The only other team to join Lampre-Merida in lining up at the start of the Tour of Flanders last week with a full fleet of disc brake bikes, Dutch squad Roompot-Oranje Peloton was riding an as yet unreleased Isaac Element SL Disc frameset. While they didn’t make the cut for another weekend of Classics and cobbles at Paris-Roubaix this weekend, the Pro Continental team did fare a bit better with 5 of 8 riders making it all the way to the finish, and 47th place being the best finish on disc brakes rolling in with the main peloton.
From the bike perspective, Isaac has been building carbon frames and forks for more than 15 years, and sells their bikes across a fairly limited EU market in their Netherlands home, the rest of Benelux, Germany & Spain. The standard Element SL is their lightest and raciest carbon bike on offer and is the standard weapon of choice of Roompot. They do sell a carbon disc brake endurance road bike, but the additional of an Element SL Disc for the team, suggests that disc brakes will make it to their light bike for consumers too in the near future…
Roompot’s Element SL Disc bikes bear a strong resemblance to the rim brake bikes. From the headtube back to the same thin seatstays and asymmetric chainstays the frames look essentially the same. From there these disc brake bikes get completely revised dropouts with 12mm thru-axles, and a curved end to the seatstays to leave plenty of room for a chainstay-located flat mount disc brake caliper.
The Roompot bikes were set up with a mix of disc brake wheels from Fast Forward. While most of the team was rolling on the 45mm deep FFWD F4D tubulars built on Centerlock DT 240s hubs, there were a couple of bikes with deeper 60mm F6Ds (which technically aren’t yet offered for disc brakes.) As with many wheels from European companies, the FFWD rims might be made in Asia, but actually building the wheels often takes place in Europe; here by FFWD in Holland. And a touch of electrical tape keeps the rattling at bay over the cobbles.
The Isaac bikes were fitted with SRAM’s Red Hydro drivetrains, and like Lampre the team was using 160mm rotors, in theory to match up with universal support wheels (although it wasn’t clear if the Shimano neutral support cars had the correct axle standard on the disc wheels on their roofs.) The team was all riding on Zipp Service Course SL alloy bars & stems and carbon seatposts with a mix of Selle Italia and Fizik saddles, seemingly based on rider preference. The team’s forks look to borrow the shape from Isaac’s endurance road Boson Disc bike, but they do get a redesigned axle interface that allows for adjustment of the position of the QR lever on the other side of the thru-axle for quick and accurate positioning.
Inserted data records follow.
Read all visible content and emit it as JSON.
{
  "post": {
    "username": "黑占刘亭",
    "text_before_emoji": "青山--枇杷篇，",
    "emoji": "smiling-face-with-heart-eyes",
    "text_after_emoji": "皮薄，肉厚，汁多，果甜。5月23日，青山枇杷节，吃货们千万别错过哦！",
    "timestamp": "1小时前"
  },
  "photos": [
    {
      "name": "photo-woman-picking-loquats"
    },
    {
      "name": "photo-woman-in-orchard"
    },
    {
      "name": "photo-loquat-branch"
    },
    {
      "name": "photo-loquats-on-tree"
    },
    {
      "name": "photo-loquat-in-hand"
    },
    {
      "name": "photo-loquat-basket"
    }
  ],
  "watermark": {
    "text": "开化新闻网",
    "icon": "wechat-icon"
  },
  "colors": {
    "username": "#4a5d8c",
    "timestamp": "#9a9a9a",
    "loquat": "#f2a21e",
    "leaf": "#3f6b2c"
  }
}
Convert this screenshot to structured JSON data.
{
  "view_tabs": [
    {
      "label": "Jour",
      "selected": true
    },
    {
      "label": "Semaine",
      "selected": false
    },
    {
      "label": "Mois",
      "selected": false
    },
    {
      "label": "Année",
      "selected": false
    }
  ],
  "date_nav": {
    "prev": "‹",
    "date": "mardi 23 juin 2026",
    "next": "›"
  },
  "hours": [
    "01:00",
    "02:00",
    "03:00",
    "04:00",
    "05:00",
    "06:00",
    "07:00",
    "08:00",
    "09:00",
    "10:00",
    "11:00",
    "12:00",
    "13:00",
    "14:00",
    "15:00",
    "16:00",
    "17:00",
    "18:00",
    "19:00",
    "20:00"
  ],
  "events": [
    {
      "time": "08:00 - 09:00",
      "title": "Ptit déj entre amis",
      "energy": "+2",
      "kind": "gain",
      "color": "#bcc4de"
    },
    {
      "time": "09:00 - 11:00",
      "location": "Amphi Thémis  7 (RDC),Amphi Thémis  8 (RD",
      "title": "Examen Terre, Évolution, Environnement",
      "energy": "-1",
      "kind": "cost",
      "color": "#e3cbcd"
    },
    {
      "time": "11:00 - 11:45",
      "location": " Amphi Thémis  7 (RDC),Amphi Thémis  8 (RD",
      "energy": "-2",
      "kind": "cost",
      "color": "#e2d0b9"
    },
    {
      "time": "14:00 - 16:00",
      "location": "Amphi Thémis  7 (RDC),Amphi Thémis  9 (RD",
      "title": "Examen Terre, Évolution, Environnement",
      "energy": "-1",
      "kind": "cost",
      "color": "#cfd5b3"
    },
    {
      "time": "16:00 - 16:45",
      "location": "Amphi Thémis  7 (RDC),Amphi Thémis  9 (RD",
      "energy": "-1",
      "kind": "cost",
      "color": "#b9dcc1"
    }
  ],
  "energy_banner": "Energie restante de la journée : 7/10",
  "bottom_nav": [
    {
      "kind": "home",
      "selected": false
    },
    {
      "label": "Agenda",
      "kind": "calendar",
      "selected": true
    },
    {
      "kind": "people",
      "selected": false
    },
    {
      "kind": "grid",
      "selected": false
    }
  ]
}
Out back we can get a closeup of the tread of the team’s 28mm Vredestein Fortezza Senso T tubular tires with their smooth center section and ribbed shoulders. You can also see in the background that while the team all started on disc brakes, unlike Lampre, Roompot had their standard rim brake bikes on the roof of their chase cars too, in case they ran into any problems out of the cobbled roads.